During both the 2009 and 2011 Leadership Schools participants came up to me privately to discuss issues related to family, relationships or vocation. What I found both times I served as chaplain is that it is essential to have what Rev. Dr. Peter Heltzel, The Micah Institute refers to as “chaplains on the field of the battle for justice” to heal the community and call people to their best selves (September 17, 2011 Faith Rooted Organizing Training). I also experienced moving chapel services where the poor were affirmed and refreshed as leaders. During a time in church history where the prosperity gospel is spreading like wild fire in the world’s poorest communities serving as a chaplain for the Poverty Initiative or having the opportunity to minister at a Leadership School chapel service offers an opportunity to practice an alternative theology that affirms the poor and calls them to share in God’s work of justice. Personally, this work has affirmed my own call to ministry in the Disciples of Christ with the hope that I can be ordained to minister in this way while doing faith-rooted community organizing.

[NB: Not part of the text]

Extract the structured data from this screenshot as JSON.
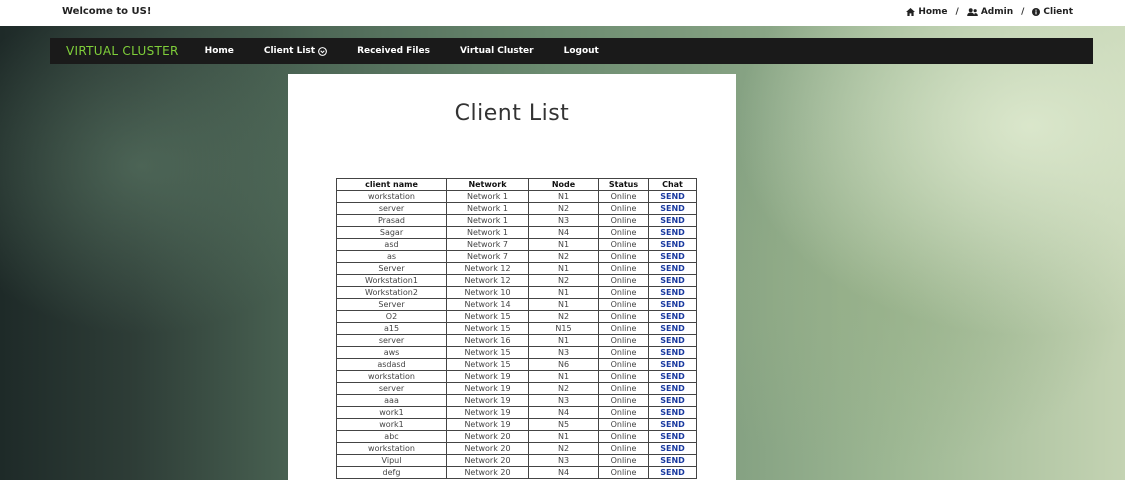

From my experiences serving as the chaplain for Poverty Initiative Leadership Schools I truly believe that “soul care” is essential to building and sustaining a “movement to end poverty led by the poor”. Community organizers, ministers, activist, social workers and non-profit directors all have concerns about their work, families and purposes. Providing chaplains who are rooted in the movement to “watch and pray” can help protect against burnout and co-optation. Chaplains can also provide a practical way in which clergy can contribute to a social movement. I think the role of chaplain is cornerstone to this movement. Catholic priest and author Henri Nouwen stated it best when he wrote:
“Our own experience with loneliness, depression, and fear can become a gift for others, especially when we have received good care. As long as our wounds are open and bleeding, we scare others away. But after someone has carefully tended to our wounds, they no longer frighten us or others. When we experience the healing presence of another person, we can discover our own gifts of healing. Then our wounds allow us to enter into a deep solidarity with our wounded brothers and sisters. To enter into solidarity with a suffering person does not mean that we have to talk with that person about our own suffering. Speaking about our own pain is seldom helpful for someone who is in pain. A wounded healer is someone who can listen to a person in pain without having to speak about his or her own wounds. When we have lived through a painful depression, we can listen with great attentiveness and love to a depressed friend without mentioning our experience. Mostly it is better not to direct a suffering person’s attention to ourselves. We have to trust that our own bandaged wounds will allow us to listen to others with our whole beings. That is healing.”
As a Poverty Scholar who has experienced the wounds of poverty first hand and found my faith while living in one of twelve poorest communities in New York City my job as a chaplain is to pass on the healing I gained from this movement, enter into solidarity with other poor people and listen with my whole being so that I can help build the “freedom church of the poor”.